17

MILLER Circuit Judge (dissenting).

18

In Junior Oil Co. v. Byrd, 204 Ky. 375, at page 381, 264 S.W. 846, at page 848, it was held that the Workman's Compensation Act of Kentucky recognizes the right of an employer and employee, who has not accepted the provisions of the Act, to make an agreement, 'even after an accident, for compensation in accordance with the terms of the act, and as if the employee had made his election at the time and in the manner prescribed in the act.' Such an agreement after the accident is thus a valid and recognized method of electing to accept the provisions of the Act. Section 342.065 Kentucky Revised Statutes makes a minor sui juris for the purposes of the Act. In Elkhorn Coal Corp. v. Diets, 225 Ky, 753, at page 758, 9 S.W. 2d 1100, at page 1103, the Court held 'This means that his minority does not affect any agreement that he may make.' The fact that the infant had accepted the act in that case was immaterial. Such an acceptance was invalidated in that case by Section 4911 Kentucky Statutes, now Section 342.170 Kentucky Revised Statutes. I am of the opinion that Section 342.065 places an infant on the same legal plane as an adult for the purposes of the Act, and that if an adult is held to have elected to accept the provisions of the Act by accepting compensation after the accident, an infant acting in the same manner should be considered as having made the same election.

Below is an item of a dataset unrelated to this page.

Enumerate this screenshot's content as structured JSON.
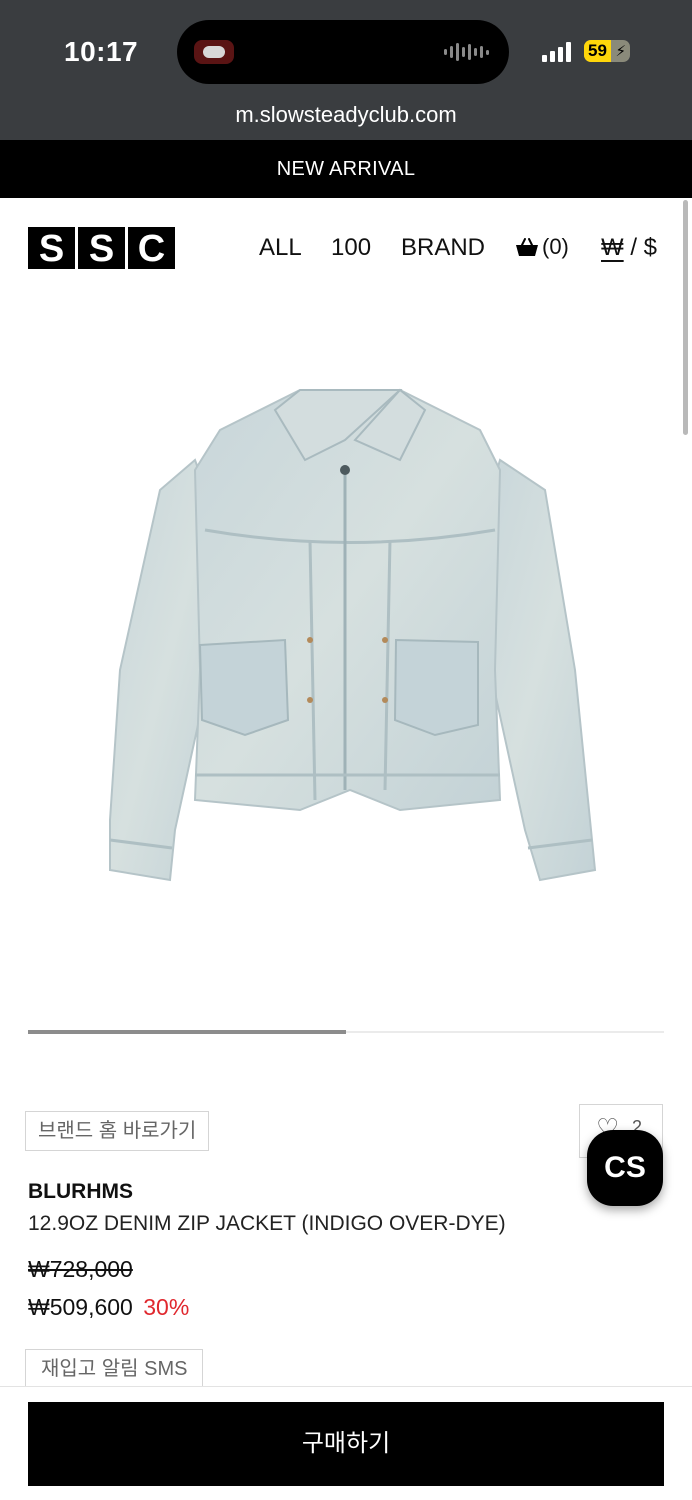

19

Under the foregoing authorities, I am unable to agree with the ruling made on this issue in the majority opinion.

1 Section 342.395 K.R.S., Section 4957 Carroll's Ky. St. Ann.